The Sunday night scheduling was one of the reasons why The Fitch Bandwagon was so popular with radio audiences. It was sandwiched between Jack Benny and Edgar Bergen (and Charlie McCarthy), a time slot any performer would have committed murder to get. But it provided an additional benefit for new host Phil Harris; in the program’s early years, Bandwagon would begin with Phil bidding his boss a fare-thee-well as he headed home to the Harris household. Alice would be waiting for him, of course, along with “Little” Alice (portrayed by Jeanine Roose) and Phyllis (Anne Whitfield). Life at Rancho Harris was not all beer and skittles; Phil also had to put up with Alice’s annoying brother Willie—played to creampuff perfection by Robert North.
Frankie Remley was a left-handed (honest!) guitar player in Phil’s musical aggregation, and was often joked about (but never heard) on Jack Benny’s program. It was decided to make Remley a regular character on Harris’ show because of Frankie’s well-established reputation as an imbiber (now that Phil had a family, the Bandwagon writers de-emphasized the drinking jokes that were a staple of Phil’s character in the Benny broadcasts). It was thought at first that Remley would play himself…but an unsuccessful audition soon convinced the real Frankie he should stick to guitar playing. In his place, actor Elliott Lewis was tabbed to play the fictional Remley…and the seed for classic comedy was planted.
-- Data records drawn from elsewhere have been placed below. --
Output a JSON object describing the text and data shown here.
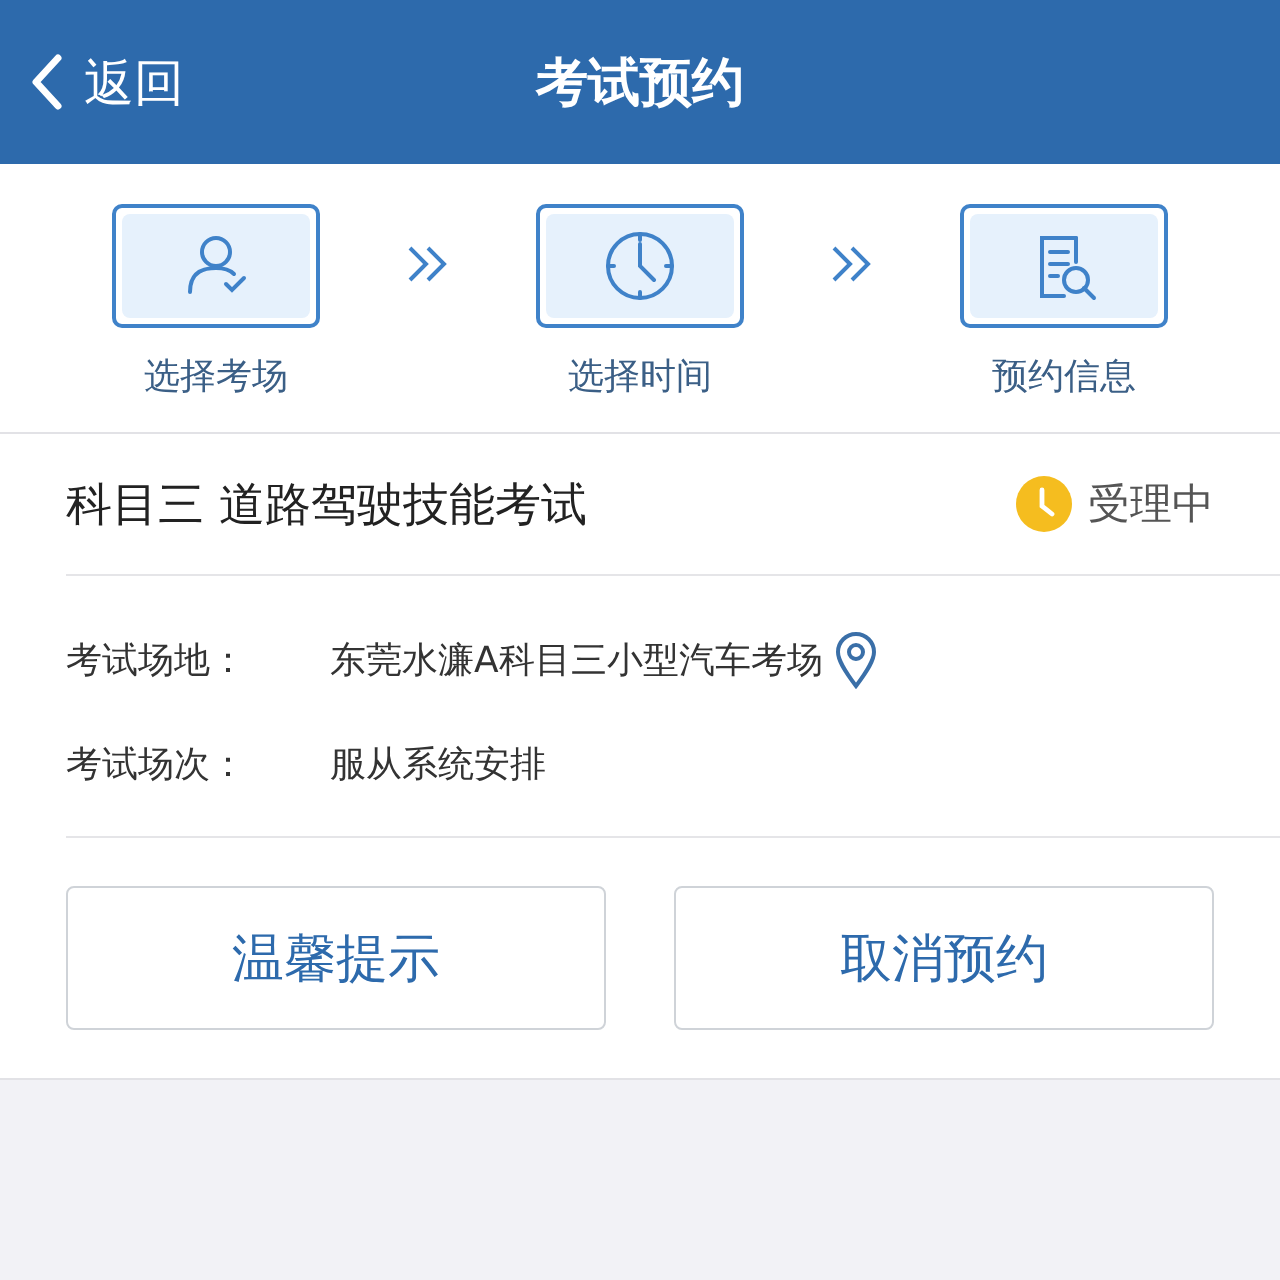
{
  "header": {
    "back": "返回",
    "title": "考试预约"
  },
  "steps": [
    {
      "label": "选择考场",
      "kind": "person"
    },
    {
      "label": "选择时间",
      "kind": "clock"
    },
    {
      "label": "预约信息",
      "kind": "document"
    }
  ],
  "exam": {
    "title": "科目三 道路驾驶技能考试",
    "status": "受理中",
    "fields": [
      {
        "label": "考试场地：",
        "value": "东莞水濂A科目三小型汽车考场",
        "kind": "location"
      },
      {
        "label": "考试场次：",
        "value": "服从系统安排",
        "kind": "text"
      }
    ]
  },
  "buttons": [
    "温馨提示",
    "取消预约"
  ]
}
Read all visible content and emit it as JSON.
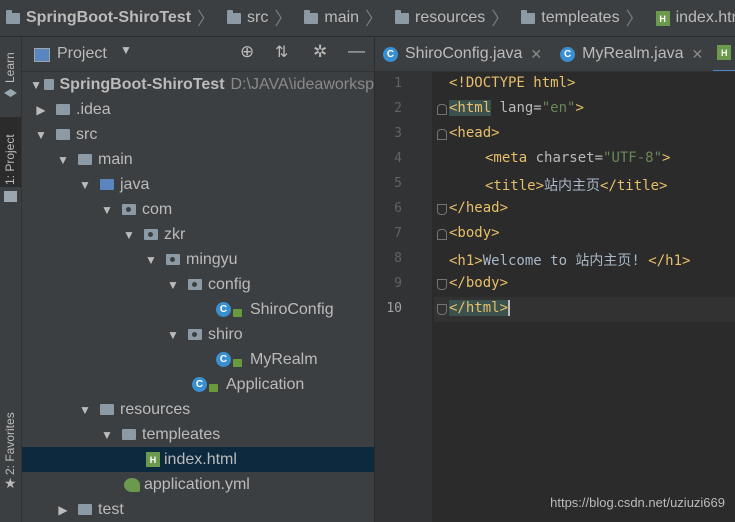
{
  "breadcrumb": {
    "items": [
      "SpringBoot-ShiroTest",
      "src",
      "main",
      "resources",
      "templeates",
      "index.html"
    ]
  },
  "toolstrip": {
    "learn": "Learn",
    "project": "1: Project",
    "favorites": "2: Favorites"
  },
  "project_panel": {
    "title": "Project",
    "tree": [
      {
        "label": "SpringBoot-ShiroTest",
        "path": "D:\\JAVA\\ideaworksp"
      },
      {
        "label": ".idea"
      },
      {
        "label": "src"
      },
      {
        "label": "main"
      },
      {
        "label": "java"
      },
      {
        "label": "com"
      },
      {
        "label": "zkr"
      },
      {
        "label": "mingyu"
      },
      {
        "label": "config"
      },
      {
        "label": "ShiroConfig"
      },
      {
        "label": "shiro"
      },
      {
        "label": "MyRealm"
      },
      {
        "label": "Application"
      },
      {
        "label": "resources"
      },
      {
        "label": "templeates"
      },
      {
        "label": "index.html"
      },
      {
        "label": "application.yml"
      },
      {
        "label": "test"
      }
    ]
  },
  "editor": {
    "tabs": [
      {
        "label": "ShiroConfig.java"
      },
      {
        "label": "MyRealm.java"
      }
    ],
    "line_numbers": [
      "1",
      "2",
      "3",
      "4",
      "5",
      "6",
      "7",
      "8",
      "9",
      "10"
    ],
    "lines": [
      {
        "parts": [
          "<!DOCTYPE html>"
        ]
      },
      {
        "parts": [
          "<html",
          " lang=",
          "\"en\"",
          ">"
        ]
      },
      {
        "parts": [
          "<head>"
        ]
      },
      {
        "parts": [
          "<meta",
          " charset=",
          "\"UTF-8\"",
          ">"
        ]
      },
      {
        "parts": [
          "<title>",
          "站内主页",
          "</title>"
        ]
      },
      {
        "parts": [
          "</head>"
        ]
      },
      {
        "parts": [
          "<body>"
        ]
      },
      {
        "parts": [
          "<h1>",
          "Welcome to 站内主页! ",
          "</h1>"
        ]
      },
      {
        "parts": [
          "</body>"
        ]
      },
      {
        "parts": [
          "</html>"
        ]
      }
    ]
  },
  "watermark": "https://blog.csdn.net/uziuzi669"
}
In the early years of the Harris-Faye Bandwagon, Frankie came across like a dimwitted hoodlum…but with the hiring of writers Ray Singer and Dick Chevillat in the show’s second season, the Remley character began to take on the characteristics of the sardonic wisenheimer radio audiences would soon come to know and love—always willing to get his buddy (and boss) Phil into trouble. Singer and Chevillat soon infused Phil and Alice’s show with a sarcastic sensibility that gives it a contemporary feel when listened to by modern-day audiences. In addition, they beefed up the presence of the character of Julius Abbruzio (portrayed by The Great Gildersleeve’s Walter Tetley), a smart-alecky grocery boy who lived to make life miserable for his nemeses Phil and Frankie. (“Are you in trouble, Mistuh Harris? Is there anything I can do to get you in deepuh?”).
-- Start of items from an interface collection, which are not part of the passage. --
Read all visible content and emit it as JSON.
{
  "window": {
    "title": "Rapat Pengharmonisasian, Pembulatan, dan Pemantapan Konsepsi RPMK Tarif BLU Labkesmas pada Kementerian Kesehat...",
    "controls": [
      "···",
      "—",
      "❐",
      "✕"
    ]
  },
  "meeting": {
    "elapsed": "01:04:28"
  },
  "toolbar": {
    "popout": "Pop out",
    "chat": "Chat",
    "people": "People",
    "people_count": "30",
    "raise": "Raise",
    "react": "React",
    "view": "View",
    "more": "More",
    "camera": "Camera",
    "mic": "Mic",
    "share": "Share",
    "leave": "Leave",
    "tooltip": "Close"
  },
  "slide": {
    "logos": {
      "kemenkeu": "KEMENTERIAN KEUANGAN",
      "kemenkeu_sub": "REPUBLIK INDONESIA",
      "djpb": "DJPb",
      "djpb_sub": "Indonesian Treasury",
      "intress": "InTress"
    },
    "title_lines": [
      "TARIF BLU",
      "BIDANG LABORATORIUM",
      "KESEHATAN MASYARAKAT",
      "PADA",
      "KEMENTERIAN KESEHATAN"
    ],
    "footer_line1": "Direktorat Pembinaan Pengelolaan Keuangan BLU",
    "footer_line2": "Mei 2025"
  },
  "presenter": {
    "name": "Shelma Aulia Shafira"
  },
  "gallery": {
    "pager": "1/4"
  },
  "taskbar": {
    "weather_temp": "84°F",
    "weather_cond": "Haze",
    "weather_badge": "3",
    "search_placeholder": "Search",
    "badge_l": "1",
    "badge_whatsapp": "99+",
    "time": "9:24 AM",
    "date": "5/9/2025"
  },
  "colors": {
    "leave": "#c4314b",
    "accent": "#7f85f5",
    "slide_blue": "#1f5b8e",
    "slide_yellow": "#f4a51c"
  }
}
After two years with Fitch, Phil and Alice got a new sponsor—Rexall Drugs—in the fall of 1948, and the show underwent a name change to the now-familiar The Phil Harris-Alice Faye Show. Their ratings for Fitch had always been solid, owing to their Benny-Bergen hammock, but when Jack jumped ship to CBS in January of 1949 the Harrises lost their edge in the Hoopers. It didn’t keep the program from being funny, however; the writing remained razor-sharp. With the addition of a new regular—a Rexall company representative portrayed by radio veteran Gale Gordon—the belly laughs continued even after a portion of their audience wandered over to the Tiffany network to check out what Jack and Amos ‘n’ Andy were up to. Rexall wrote the checks for Phil and Alice’s show for two seasons before switching their allegiance to Amos ‘n’ Andy, and then RCA Victor became the show’s “angel.” Though the audiences continued to dwindle with each passing year (blame television), The Phil Harris-Alice Faye Show soldiered on until finally calling it quits on May 28, 1954 (they were still being sponsored by RCA…at a time when many programs were sustained).
Alice Faye observed in later years that while she would have been amenable to doing a television version of their popular radio sitcom, it was husband Phil Harris who put the kibosh on the idea. Nevertheless…to paraphrase Casablanca, “we’ll always have radio.”
Copyright 2018 Ivan G Shreve Jr and RSPT LLC. All rights reserved.